NAPLES, Fla. — Florida Fish and Wildlife Conservation Commission (FWC) and Naples Zoo have partnered on a rescue effort for an injured Florida panther.
On Dec. 9, FWC received a call about a panther hit by a vehicle that was still alive on Oil Well Road, just west of the junction with State Road 29.
FWC responded to the call and safely transported the panther to Naples Zoo’s Glass Animal Hospital for a complete assessment. This is the first wild Florida panther to be treated in the facility that opened just a year ago.
Upon arrival, the panther received an emergency health assessment and treatment by veterinarian Dr. David Murphy. After x-rays and a full body exam, no major fractures or lacerations were found.
The male panther is recovering well, and he is being monitored by Naples Zoo’s animal care team and FWC biologists.
In 2015, Naples Zoo joined a collaborative effort with US Fish and Wildlife Service (USFWS) and the FWC to assist with Florida panther rescue efforts.
This five-year partnership has helped to save five Florida panthers, though all have been too young, or their injuries were too severe to be released. They are hopeful this panther will be able to return to the wild once he recovers.

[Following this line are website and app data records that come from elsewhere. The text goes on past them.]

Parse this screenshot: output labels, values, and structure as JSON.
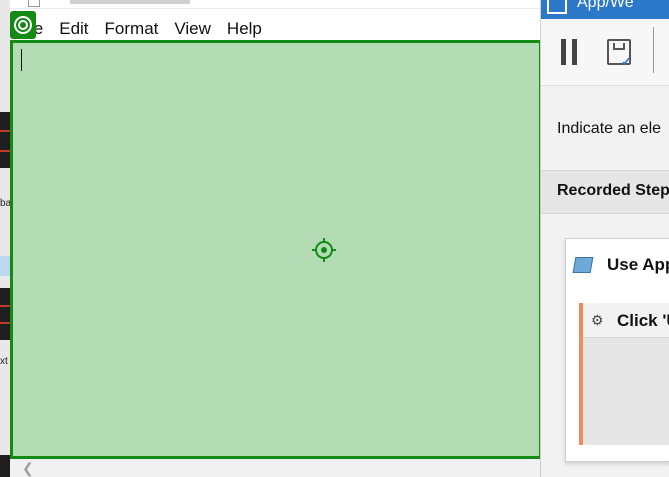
{
  "notepad": {
    "menu": [
      "le",
      "Edit",
      "Format",
      "View",
      "Help"
    ]
  },
  "recorder": {
    "title": "App/We",
    "indicate_text": "Indicate an ele",
    "recorded_steps_label": "Recorded Step",
    "card_title": "Use App",
    "step_label": "Click 'U"
  },
  "background": {
    "left_text_1": "ba",
    "left_text_2": "xt"
  },
  "colors": {
    "highlight_border": "#138a13",
    "highlight_fill": "#b4dcb4",
    "accent_blue": "#2b78c9",
    "step_accent": "#f28a5a"
  }
}
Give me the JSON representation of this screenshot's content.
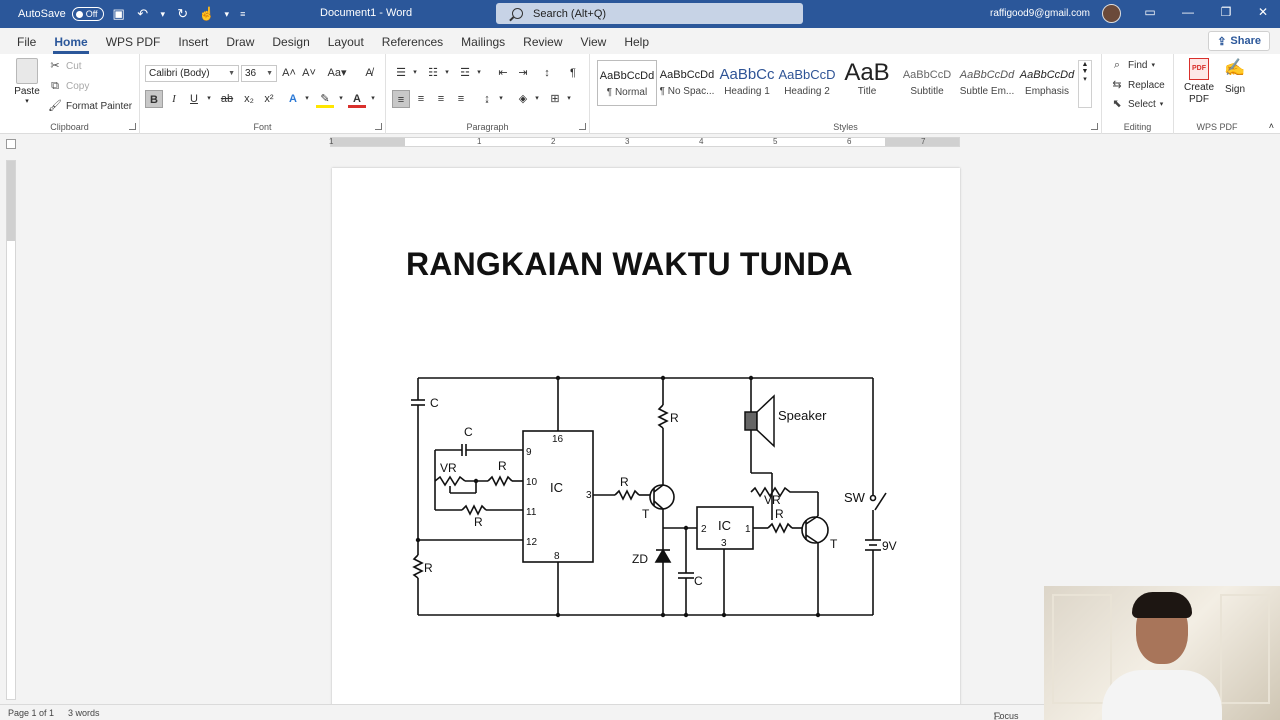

With as few as 20 to 30 cats surviving in the 1970s, Florida panthers once teetered on the very edge of extinction. Several decades of conservation efforts for this federally listed endangered species have increased the population to an estimated 120 to 230 adult cats or more.